- Water – 6-8 glasses per day
- Activity is better than resting
- Avoid straining
- Consider fiber supplement
- Try to avoid narcotic medications
Some of our patients find that consulting with a dietician is helpful, particularly regarding the high fiber diet. Monica Martines, RD is the dietician in our office who can help you.
Skin tags and other perianal lesions Some of our patient detect other tissue on the outside of the anus that are concerning to them. Extra skin around the anus, often from external hemorrhoids that are no longer swollen, can be difficult to clean well. This skin can be removed in an office procedure, under local anesthetic. There can be other findings, like yeast infection, anal warts and very uncommonly, cancerous lesions. These can be examined, sampled and treated if necessary, at a consultation visit.
Pilonidal “cyst”/sinus and infections A pilonidal sinus is a chronic infection in the buttocks cleft that drains. The hair follicles located in the cleft can become blocked, with formation of a small cavity that becomes infected and filled with hair. There can be one or more “pits” along the buttocks cleft that accumulate hair. The infection causes painful warm swelling just to the side of the cleft. Drainage of the infection can be done in the office, but definitive surgery to prevent the recurrent cycle of infection, pain and drainage is done in the operating room under general anesthesia.
Fecal incontinence The most common reason there is fecal incontinence is changes to the muscles and nerves of the anus related to prior anal surgery or childbirth. There can be incontinence to gas and liquid stool, which may be more of a leakage problem than true incontinence, and can respond to diet and other changes in bowel habits. In older people, rectal prolapse can be the underlying cause of incontinence (see below).
Rectal prolapse When the full thickness of the rectum protrudes from the anus, it is called rectal prolapse. It can be related to chronic constipation and the associated straining. There are a number of operative procedures to treat this, including a laparoscopic technique that is done under general anesthesia in the operating room.
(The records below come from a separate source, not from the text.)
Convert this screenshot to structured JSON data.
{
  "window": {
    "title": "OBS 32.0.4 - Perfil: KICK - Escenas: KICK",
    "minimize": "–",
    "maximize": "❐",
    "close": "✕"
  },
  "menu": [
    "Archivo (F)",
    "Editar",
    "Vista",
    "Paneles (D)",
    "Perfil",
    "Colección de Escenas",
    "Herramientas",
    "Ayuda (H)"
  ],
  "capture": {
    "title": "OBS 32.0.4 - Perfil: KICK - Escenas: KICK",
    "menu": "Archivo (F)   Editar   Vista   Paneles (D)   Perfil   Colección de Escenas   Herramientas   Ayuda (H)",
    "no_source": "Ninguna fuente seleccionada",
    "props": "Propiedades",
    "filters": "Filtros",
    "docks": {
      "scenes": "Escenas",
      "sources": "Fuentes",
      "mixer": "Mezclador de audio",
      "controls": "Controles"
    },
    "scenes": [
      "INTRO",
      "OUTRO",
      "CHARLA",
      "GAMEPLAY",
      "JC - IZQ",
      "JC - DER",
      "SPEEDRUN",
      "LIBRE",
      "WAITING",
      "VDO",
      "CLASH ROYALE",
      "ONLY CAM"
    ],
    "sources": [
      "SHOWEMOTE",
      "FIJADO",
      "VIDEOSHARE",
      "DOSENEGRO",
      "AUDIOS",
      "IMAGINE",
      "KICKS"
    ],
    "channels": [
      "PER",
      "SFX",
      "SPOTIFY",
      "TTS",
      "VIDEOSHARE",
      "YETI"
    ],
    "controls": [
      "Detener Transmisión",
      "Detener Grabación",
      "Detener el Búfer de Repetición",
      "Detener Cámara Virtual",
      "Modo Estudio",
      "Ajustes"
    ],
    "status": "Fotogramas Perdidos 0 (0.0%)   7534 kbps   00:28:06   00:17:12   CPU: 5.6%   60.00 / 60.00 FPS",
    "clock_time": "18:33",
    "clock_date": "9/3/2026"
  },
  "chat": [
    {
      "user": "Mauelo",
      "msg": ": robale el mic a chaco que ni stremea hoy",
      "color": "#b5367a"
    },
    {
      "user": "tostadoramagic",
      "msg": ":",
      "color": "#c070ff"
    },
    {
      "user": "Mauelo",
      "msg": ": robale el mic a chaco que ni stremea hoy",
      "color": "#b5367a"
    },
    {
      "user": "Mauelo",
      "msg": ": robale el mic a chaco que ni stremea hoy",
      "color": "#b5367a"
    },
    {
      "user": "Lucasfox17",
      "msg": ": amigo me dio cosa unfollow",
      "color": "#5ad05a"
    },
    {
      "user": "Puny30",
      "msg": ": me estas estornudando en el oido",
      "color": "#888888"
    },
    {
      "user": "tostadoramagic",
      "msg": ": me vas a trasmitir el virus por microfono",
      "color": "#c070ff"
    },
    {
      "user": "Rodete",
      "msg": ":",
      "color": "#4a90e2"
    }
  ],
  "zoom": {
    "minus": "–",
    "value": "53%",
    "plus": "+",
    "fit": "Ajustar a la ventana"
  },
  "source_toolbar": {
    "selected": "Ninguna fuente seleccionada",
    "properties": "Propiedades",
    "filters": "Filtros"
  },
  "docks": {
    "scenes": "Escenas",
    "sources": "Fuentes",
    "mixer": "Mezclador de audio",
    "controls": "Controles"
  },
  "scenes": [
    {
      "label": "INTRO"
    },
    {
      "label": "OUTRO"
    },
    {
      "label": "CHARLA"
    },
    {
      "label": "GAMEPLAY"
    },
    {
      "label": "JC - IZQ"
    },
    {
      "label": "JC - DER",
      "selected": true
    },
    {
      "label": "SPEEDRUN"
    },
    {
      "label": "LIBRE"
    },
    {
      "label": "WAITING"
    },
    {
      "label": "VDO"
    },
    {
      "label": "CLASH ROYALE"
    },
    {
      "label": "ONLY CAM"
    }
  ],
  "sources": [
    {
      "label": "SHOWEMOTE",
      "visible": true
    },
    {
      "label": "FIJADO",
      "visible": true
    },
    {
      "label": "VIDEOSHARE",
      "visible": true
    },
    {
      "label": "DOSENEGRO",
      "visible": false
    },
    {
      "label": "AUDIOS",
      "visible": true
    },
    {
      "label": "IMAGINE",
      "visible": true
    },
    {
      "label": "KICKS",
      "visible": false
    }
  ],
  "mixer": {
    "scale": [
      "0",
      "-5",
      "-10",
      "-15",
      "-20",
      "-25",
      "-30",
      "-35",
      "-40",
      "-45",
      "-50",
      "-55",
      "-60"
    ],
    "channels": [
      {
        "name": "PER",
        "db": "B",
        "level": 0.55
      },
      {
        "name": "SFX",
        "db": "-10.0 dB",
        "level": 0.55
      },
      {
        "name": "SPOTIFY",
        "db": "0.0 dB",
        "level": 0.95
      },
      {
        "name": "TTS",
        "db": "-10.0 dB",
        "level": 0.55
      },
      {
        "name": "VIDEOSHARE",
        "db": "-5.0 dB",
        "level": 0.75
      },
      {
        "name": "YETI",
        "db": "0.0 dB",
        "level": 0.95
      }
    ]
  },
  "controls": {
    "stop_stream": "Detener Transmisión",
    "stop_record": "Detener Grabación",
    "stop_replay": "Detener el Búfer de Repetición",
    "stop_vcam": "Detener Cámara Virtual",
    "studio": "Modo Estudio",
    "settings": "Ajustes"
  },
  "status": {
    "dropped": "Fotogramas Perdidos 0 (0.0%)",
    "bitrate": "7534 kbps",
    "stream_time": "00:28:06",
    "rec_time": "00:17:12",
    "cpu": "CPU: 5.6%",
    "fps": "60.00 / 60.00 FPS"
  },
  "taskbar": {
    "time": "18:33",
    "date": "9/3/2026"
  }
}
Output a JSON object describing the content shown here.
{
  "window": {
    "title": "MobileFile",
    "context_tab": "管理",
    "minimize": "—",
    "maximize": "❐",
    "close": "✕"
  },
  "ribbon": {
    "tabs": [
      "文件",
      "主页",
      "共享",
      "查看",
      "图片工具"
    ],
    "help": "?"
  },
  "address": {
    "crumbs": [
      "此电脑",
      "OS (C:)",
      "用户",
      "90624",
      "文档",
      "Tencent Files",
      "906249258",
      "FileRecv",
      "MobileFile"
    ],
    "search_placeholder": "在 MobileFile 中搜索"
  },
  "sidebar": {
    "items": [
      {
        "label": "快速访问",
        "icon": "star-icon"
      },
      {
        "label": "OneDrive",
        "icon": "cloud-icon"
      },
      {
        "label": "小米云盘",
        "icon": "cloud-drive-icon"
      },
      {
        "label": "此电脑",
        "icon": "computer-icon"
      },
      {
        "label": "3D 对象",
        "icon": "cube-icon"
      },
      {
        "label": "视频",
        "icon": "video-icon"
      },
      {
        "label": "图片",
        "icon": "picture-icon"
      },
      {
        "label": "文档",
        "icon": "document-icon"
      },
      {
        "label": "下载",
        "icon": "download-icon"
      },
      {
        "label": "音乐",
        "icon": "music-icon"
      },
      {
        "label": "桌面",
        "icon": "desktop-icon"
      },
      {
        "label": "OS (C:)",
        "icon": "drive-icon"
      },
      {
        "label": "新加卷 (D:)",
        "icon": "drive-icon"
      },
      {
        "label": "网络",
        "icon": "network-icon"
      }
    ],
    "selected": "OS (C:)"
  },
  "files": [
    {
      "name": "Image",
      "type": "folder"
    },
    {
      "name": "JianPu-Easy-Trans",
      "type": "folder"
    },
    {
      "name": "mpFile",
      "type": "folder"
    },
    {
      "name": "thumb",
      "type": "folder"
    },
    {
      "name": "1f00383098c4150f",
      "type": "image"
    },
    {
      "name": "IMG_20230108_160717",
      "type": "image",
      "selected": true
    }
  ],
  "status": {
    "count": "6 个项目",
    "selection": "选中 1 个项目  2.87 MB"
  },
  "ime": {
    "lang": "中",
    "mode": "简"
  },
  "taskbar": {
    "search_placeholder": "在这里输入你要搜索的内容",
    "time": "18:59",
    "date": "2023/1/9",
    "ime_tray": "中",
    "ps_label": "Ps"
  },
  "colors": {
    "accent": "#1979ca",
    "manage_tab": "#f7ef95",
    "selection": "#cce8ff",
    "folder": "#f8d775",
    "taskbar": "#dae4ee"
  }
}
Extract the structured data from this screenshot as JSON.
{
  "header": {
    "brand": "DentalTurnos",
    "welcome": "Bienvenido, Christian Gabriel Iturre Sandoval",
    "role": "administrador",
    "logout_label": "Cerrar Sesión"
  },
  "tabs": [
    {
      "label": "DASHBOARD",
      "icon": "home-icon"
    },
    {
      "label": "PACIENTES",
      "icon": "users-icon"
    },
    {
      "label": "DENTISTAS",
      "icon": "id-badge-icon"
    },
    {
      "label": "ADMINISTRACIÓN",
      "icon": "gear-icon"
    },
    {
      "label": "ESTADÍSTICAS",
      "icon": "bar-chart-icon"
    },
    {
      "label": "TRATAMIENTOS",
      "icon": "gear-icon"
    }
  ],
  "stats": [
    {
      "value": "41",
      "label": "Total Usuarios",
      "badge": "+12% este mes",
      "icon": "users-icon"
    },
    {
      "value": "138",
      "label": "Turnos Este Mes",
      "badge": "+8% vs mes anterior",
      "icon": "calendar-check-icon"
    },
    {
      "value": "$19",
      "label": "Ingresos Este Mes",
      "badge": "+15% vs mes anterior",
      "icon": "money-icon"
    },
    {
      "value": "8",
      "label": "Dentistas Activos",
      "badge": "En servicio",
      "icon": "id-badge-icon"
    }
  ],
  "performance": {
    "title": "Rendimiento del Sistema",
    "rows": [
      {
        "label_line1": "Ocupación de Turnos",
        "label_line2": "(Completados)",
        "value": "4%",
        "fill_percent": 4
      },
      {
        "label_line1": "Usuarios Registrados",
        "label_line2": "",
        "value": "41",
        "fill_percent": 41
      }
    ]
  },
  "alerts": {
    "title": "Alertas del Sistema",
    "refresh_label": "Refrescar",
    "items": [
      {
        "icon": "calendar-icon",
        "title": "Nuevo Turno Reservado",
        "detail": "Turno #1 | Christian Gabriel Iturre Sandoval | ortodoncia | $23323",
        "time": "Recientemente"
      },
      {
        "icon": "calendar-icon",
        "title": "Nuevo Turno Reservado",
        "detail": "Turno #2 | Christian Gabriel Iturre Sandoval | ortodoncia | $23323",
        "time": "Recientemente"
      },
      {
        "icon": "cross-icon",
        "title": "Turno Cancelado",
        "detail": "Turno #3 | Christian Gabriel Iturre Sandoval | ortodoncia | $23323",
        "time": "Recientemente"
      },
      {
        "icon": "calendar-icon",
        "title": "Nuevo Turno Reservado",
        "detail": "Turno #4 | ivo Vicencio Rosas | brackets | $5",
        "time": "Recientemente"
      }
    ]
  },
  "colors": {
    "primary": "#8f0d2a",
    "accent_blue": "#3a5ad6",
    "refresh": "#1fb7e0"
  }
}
Pruritis ani – itchy anal area Itching in the anal area can have many causes and during our visit, we try to sort through all the factors that can cause this. Often people try more and more interventions to treat the problem, and those can make things worse! Common problems include irritating foods in the diet, diarrhea, chronic moistness in the area, or the use of irritating solutions and excessive persistent washing with aggressive scratching/rubbing. This is typically solved during our office visit.
Anal Condylomata – anal warts A sexually-transmitted disease caused by the human papilloma virus (HPV), anal warts are contagious and irritating. They can be seen around the perineal area and anus. They can cause itching, bleeding and make the area difficult to clean. There are a number of medicines the surgeon can apply to the area to treat these in the office, though it is important to also treat sexual partners to avoid reinfection.
Tumors of the anus and rectum Fortunately, tumors in this area are not as common as the above mentioned condition, but many of the symptoms are similar. Signs of these are a steadily growing mass or ulcer, bleeding or change in bowel habits. Any concerning lesion in this area should be checked by a doctor. If you have been diagnosed with one of these type of tumors, our surgical oncology team have extensive, specialty experience in the treatment of these conditions.
Please Click on the link to view Hemorrhoid information.